* Exercise requirements: The listing that follows must be retyped exactly, without its pictures.

::::::::::

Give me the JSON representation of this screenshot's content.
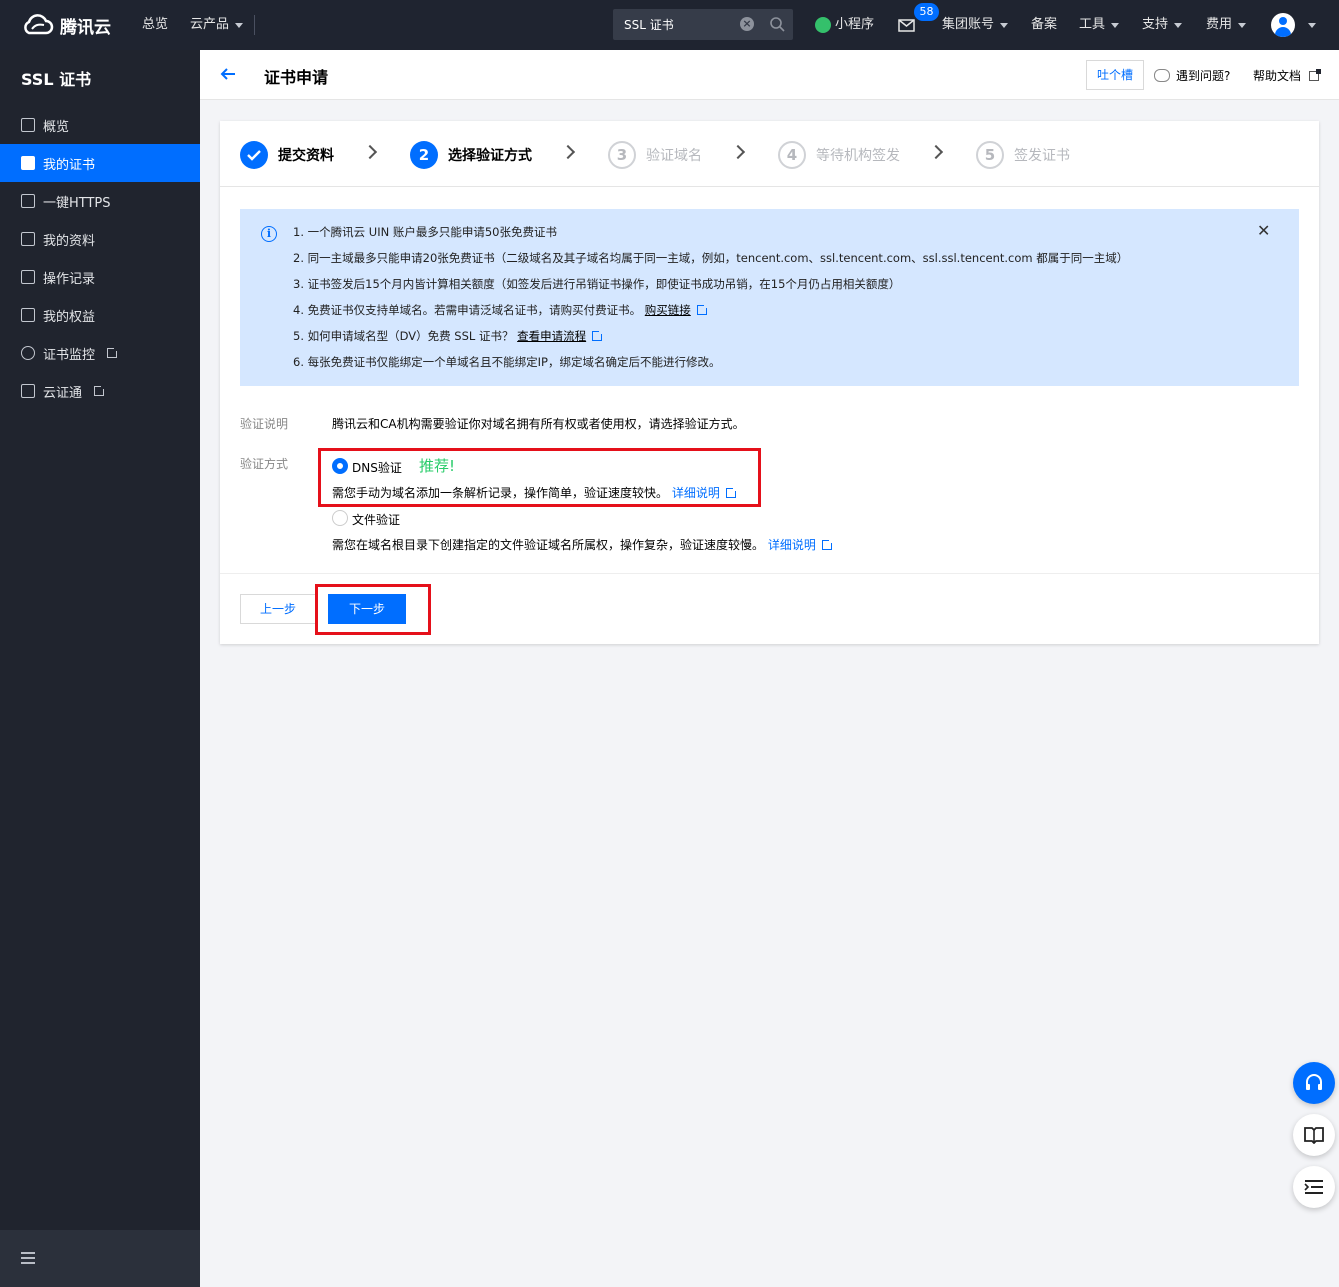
{
  "topbar": {
    "brand": "腾讯云",
    "nav": {
      "overview": "总览",
      "products": "云产品"
    },
    "search": {
      "value": "SSL 证书"
    },
    "miniprogram": "小程序",
    "mail_badge": "58",
    "group_account": "集团账号",
    "beian": "备案",
    "tools": "工具",
    "support": "支持",
    "billing": "费用"
  },
  "sidebar": {
    "title": "SSL 证书",
    "items": [
      {
        "label": "概览"
      },
      {
        "label": "我的证书"
      },
      {
        "label": "一键HTTPS"
      },
      {
        "label": "我的资料"
      },
      {
        "label": "操作记录"
      },
      {
        "label": "我的权益"
      },
      {
        "label": "证书监控"
      },
      {
        "label": "云证通"
      }
    ]
  },
  "header": {
    "title": "证书申请",
    "feedback": "吐个槽",
    "help_question": "遇到问题?",
    "help_doc": "帮助文档"
  },
  "steps": [
    {
      "num": "",
      "label": "提交资料"
    },
    {
      "num": "2",
      "label": "选择验证方式"
    },
    {
      "num": "3",
      "label": "验证域名"
    },
    {
      "num": "4",
      "label": "等待机构签发"
    },
    {
      "num": "5",
      "label": "签发证书"
    }
  ],
  "notice": {
    "line1": "1. 一个腾讯云 UIN 账户最多只能申请50张免费证书",
    "line2": "2. 同一主域最多只能申请20张免费证书（二级域名及其子域名均属于同一主域，例如，tencent.com、ssl.tencent.com、ssl.ssl.tencent.com 都属于同一主域）",
    "line3": "3. 证书签发后15个月内皆计算相关额度（如签发后进行吊销证书操作，即使证书成功吊销，在15个月仍占用相关额度）",
    "line4": "4. 免费证书仅支持单域名。若需申请泛域名证书，请购买付费证书。",
    "line4_link": "购买链接",
    "line5": "5. 如何申请域名型（DV）免费 SSL 证书？",
    "line5_link": "查看申请流程",
    "line6": "6. 每张免费证书仅能绑定一个单域名且不能绑定IP，绑定域名确定后不能进行修改。"
  },
  "form": {
    "desc_label": "验证说明",
    "desc_text": "腾讯云和CA机构需要验证你对域名拥有所有权或者使用权，请选择验证方式。",
    "method_label": "验证方式",
    "dns_label": "DNS验证",
    "recommend": "推荐!",
    "dns_desc": "需您手动为域名添加一条解析记录，操作简单，验证速度较快。",
    "detail_link": "详细说明",
    "file_label": "文件验证",
    "file_desc": "需您在域名根目录下创建指定的文件验证域名所属权，操作复杂，验证速度较慢。"
  },
  "actions": {
    "prev": "上一步",
    "next": "下一步"
  }
}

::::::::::

* Final answer:
Give me the JSON representation of this screenshot's content.
{
  "topbar": {
    "brand": "腾讯云",
    "nav": {
      "overview": "总览",
      "products": "云产品"
    },
    "search": {
      "value": "SSL 证书"
    },
    "miniprogram": "小程序",
    "mail_badge": "58",
    "group_account": "集团账号",
    "beian": "备案",
    "tools": "工具",
    "support": "支持",
    "billing": "费用"
  },
  "sidebar": {
    "title": "SSL 证书",
    "items": [
      {
        "label": "概览"
      },
      {
        "label": "我的证书"
      },
      {
        "label": "一键HTTPS"
      },
      {
        "label": "我的资料"
      },
      {
        "label": "操作记录"
      },
      {
        "label": "我的权益"
      },
      {
        "label": "证书监控"
      },
      {
        "label": "云证通"
      }
    ]
  },
  "header": {
    "title": "证书申请",
    "feedback": "吐个槽",
    "help_question": "遇到问题?",
    "help_doc": "帮助文档"
  },
  "steps": [
    {
      "num": "",
      "label": "提交资料"
    },
    {
      "num": "2",
      "label": "选择验证方式"
    },
    {
      "num": "3",
      "label": "验证域名"
    },
    {
      "num": "4",
      "label": "等待机构签发"
    },
    {
      "num": "5",
      "label": "签发证书"
    }
  ],
  "notice": {
    "line1": "1. 一个腾讯云 UIN 账户最多只能申请50张免费证书",
    "line2": "2. 同一主域最多只能申请20张免费证书（二级域名及其子域名均属于同一主域，例如，tencent.com、ssl.tencent.com、ssl.ssl.tencent.com 都属于同一主域）",
    "line3": "3. 证书签发后15个月内皆计算相关额度（如签发后进行吊销证书操作，即使证书成功吊销，在15个月仍占用相关额度）",
    "line4": "4. 免费证书仅支持单域名。若需申请泛域名证书，请购买付费证书。",
    "line4_link": "购买链接",
    "line5": "5. 如何申请域名型（DV）免费 SSL 证书？",
    "line5_link": "查看申请流程",
    "line6": "6. 每张免费证书仅能绑定一个单域名且不能绑定IP，绑定域名确定后不能进行修改。"
  },
  "form": {
    "desc_label": "验证说明",
    "desc_text": "腾讯云和CA机构需要验证你对域名拥有所有权或者使用权，请选择验证方式。",
    "method_label": "验证方式",
    "dns_label": "DNS验证",
    "recommend": "推荐!",
    "dns_desc": "需您手动为域名添加一条解析记录，操作简单，验证速度较快。",
    "detail_link": "详细说明",
    "file_label": "文件验证",
    "file_desc": "需您在域名根目录下创建指定的文件验证域名所属权，操作复杂，验证速度较慢。"
  },
  "actions": {
    "prev": "上一步",
    "next": "下一步"
  }
}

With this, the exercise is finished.